In the largest outbreak of Ebola hemorrhagic fever to date that occurred in Uganda from August 2000 to January 2001, a nested RT-PCR, combining with two-step real-time RT-PCR and one-step real-time RT-PCR was used in field diagnosis . The greatest value of early case identification in the real-time RT-PCR-based assay was clearly demonstrated by its ability to identify patients. It gave earlier identifi-cation than any other available tests. Recently, in the outbreak of a large hemorrhagic fever which was investigated by the Centers for Disease Control and Prevention in northern Angola, MARV was confirmed as the cause of the outbreak. The primer and probe set was newly designed specifically for the VP40 gene sequences in the outbreak . As well as in the field diagnosis in Uganda mentioned above, real-time RT-PCR assay outperformed all other assays designed to detect acute MARV infection, including the "gold standard" virus isolation assay. It was also sufficiently robust to allow deployment into a field setting in Angola. The extensive virus genomic analysis in this study also confirmed that the VP40 gene target of MARV was an excellent choice for a broadly reactive MARV detection assay.

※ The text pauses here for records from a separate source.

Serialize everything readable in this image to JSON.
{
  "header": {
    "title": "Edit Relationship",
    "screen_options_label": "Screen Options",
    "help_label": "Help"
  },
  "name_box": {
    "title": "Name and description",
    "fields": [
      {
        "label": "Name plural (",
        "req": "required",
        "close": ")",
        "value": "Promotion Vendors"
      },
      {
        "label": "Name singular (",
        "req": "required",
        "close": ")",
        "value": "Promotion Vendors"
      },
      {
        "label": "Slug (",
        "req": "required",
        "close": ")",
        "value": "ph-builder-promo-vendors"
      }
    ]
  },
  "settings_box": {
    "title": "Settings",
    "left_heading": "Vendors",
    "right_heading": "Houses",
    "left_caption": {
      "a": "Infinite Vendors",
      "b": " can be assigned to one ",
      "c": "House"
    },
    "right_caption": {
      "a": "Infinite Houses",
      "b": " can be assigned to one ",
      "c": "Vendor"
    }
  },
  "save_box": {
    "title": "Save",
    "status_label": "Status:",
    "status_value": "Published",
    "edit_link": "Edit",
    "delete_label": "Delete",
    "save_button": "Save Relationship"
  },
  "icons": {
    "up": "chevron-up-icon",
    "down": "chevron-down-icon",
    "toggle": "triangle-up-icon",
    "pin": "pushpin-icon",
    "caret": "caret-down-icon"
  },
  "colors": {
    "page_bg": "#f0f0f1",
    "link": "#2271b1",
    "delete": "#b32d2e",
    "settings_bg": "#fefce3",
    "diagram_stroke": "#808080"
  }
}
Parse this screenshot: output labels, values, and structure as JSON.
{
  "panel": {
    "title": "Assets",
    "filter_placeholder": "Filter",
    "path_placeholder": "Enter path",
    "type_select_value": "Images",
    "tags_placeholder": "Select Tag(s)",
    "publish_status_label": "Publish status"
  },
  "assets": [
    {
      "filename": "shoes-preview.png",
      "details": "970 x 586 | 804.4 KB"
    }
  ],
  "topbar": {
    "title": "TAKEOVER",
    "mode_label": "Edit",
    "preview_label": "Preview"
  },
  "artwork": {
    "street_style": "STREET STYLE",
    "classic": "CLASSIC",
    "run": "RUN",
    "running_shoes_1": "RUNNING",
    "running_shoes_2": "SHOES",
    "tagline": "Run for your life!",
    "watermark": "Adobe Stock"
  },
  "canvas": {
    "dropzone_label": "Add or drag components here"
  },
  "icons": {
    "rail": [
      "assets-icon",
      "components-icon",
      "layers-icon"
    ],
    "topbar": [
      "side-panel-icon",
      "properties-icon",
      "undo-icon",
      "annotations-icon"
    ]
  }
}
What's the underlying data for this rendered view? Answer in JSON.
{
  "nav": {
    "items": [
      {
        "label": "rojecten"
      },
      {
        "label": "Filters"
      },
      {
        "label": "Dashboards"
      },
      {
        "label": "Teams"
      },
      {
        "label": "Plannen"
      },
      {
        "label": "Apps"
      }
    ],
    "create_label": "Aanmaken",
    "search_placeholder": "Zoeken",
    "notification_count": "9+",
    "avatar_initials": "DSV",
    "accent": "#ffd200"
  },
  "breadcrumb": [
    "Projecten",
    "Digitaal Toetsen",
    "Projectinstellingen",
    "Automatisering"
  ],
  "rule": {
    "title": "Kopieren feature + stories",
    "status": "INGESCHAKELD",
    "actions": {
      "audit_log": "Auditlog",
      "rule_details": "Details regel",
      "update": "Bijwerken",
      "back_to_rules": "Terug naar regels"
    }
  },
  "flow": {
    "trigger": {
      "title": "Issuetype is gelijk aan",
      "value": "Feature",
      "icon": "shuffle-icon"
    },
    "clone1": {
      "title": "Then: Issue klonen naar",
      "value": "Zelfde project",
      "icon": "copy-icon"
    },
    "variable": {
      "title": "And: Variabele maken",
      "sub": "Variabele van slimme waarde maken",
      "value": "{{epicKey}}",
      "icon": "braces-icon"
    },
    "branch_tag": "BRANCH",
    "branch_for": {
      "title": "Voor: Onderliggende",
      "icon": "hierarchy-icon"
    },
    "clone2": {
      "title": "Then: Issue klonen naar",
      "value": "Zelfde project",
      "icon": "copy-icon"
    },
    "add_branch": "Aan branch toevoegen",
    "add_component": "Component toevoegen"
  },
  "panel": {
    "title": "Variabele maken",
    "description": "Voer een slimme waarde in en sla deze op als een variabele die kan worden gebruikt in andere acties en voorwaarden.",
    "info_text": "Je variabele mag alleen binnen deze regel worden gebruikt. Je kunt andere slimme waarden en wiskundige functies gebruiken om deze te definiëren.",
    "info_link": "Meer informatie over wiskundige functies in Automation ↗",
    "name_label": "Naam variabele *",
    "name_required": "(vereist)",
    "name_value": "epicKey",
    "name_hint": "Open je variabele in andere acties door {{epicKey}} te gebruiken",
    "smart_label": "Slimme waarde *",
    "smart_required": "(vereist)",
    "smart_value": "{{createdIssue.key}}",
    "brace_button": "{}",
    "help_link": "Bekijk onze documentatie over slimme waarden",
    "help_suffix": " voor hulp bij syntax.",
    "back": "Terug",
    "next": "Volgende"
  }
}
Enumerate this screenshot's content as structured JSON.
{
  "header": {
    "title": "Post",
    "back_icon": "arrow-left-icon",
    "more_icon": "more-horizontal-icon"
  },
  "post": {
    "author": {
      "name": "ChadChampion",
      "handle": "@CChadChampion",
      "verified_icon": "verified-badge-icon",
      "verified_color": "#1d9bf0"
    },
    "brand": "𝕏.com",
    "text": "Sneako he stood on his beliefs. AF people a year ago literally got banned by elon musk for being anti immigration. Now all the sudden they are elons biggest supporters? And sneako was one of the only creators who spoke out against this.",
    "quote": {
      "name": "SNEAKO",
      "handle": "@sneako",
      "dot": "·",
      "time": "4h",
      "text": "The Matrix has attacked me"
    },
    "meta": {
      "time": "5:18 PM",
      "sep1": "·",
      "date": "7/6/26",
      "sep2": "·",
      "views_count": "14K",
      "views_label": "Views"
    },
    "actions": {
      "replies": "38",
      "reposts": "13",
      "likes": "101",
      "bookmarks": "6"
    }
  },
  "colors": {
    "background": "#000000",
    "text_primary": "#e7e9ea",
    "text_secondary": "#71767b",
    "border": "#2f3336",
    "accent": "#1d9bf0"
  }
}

The performance of real-time RT-PCR in such outbreaks suggests that it should be a highly useful assay for detection of potential naturally occurring or terrorist activities outbreaks in the future.
The first industry-standard molecular assay for all filoviruses species was designed by Panning et al . They developed a diagnostic real-time RT-PCR reaction kit for filoviruses based on the strain collections of all participants in the network of European biosafety level 4 laboratories. The kit facilitated reliable detection or exclusion screening of filovirus infections. Meanwhile, they also stated that any kit like this can never be guaranteed that a PCR assay will detect unknown filovirus strains that may emerge in the future.
To conclude, there exist many methods for detection and diagnosis of filoviruses. Among them, PCR methods have shown their values for early detection of the viruses due to their high sensitivity and fast speed. However, due to continuous mutation of the viruses, it is expected that the more traditional methods, such as virus isolation and electron microscopy, would also need developing for better identification of filoviruses during future outbreaks.